◆ **Prompt**
Print every entry again, precisely as written.

(Beginning of Records for this exercise)

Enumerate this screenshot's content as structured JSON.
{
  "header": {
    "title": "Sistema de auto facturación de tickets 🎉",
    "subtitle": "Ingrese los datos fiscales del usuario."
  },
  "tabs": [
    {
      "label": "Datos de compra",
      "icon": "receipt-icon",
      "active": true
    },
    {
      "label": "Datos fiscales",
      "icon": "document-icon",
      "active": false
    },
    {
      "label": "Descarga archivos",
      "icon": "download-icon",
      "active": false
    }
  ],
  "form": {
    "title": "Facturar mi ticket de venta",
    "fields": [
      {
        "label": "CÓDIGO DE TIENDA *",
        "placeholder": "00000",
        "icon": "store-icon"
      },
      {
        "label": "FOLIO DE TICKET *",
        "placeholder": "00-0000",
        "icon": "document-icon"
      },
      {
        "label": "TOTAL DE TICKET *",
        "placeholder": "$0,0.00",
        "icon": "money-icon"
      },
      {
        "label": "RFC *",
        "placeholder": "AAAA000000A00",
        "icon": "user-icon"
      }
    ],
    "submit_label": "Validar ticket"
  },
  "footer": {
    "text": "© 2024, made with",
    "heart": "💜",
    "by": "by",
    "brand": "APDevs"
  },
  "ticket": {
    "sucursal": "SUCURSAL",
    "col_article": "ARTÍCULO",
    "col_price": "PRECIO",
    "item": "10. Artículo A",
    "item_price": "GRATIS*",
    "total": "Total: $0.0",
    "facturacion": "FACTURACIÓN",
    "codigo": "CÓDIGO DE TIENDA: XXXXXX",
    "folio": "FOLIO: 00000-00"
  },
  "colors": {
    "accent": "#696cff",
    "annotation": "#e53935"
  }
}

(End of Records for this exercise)

◆ **Solution to the problem**
Enumerate this screenshot's content as structured JSON.
{
  "header": {
    "title": "Sistema de auto facturación de tickets 🎉",
    "subtitle": "Ingrese los datos fiscales del usuario."
  },
  "tabs": [
    {
      "label": "Datos de compra",
      "icon": "receipt-icon",
      "active": true
    },
    {
      "label": "Datos fiscales",
      "icon": "document-icon",
      "active": false
    },
    {
      "label": "Descarga archivos",
      "icon": "download-icon",
      "active": false
    }
  ],
  "form": {
    "title": "Facturar mi ticket de venta",
    "fields": [
      {
        "label": "CÓDIGO DE TIENDA *",
        "placeholder": "00000",
        "icon": "store-icon"
      },
      {
        "label": "FOLIO DE TICKET *",
        "placeholder": "00-0000",
        "icon": "document-icon"
      },
      {
        "label": "TOTAL DE TICKET *",
        "placeholder": "$0,0.00",
        "icon": "money-icon"
      },
      {
        "label": "RFC *",
        "placeholder": "AAAA000000A00",
        "icon": "user-icon"
      }
    ],
    "submit_label": "Validar ticket"
  },
  "footer": {
    "text": "© 2024, made with",
    "heart": "💜",
    "by": "by",
    "brand": "APDevs"
  },
  "ticket": {
    "sucursal": "SUCURSAL",
    "col_article": "ARTÍCULO",
    "col_price": "PRECIO",
    "item": "10. Artículo A",
    "item_price": "GRATIS*",
    "total": "Total: $0.0",
    "facturacion": "FACTURACIÓN",
    "codigo": "CÓDIGO DE TIENDA: XXXXXX",
    "folio": "FOLIO: 00000-00"
  },
  "colors": {
    "accent": "#696cff",
    "annotation": "#e53935"
  }
}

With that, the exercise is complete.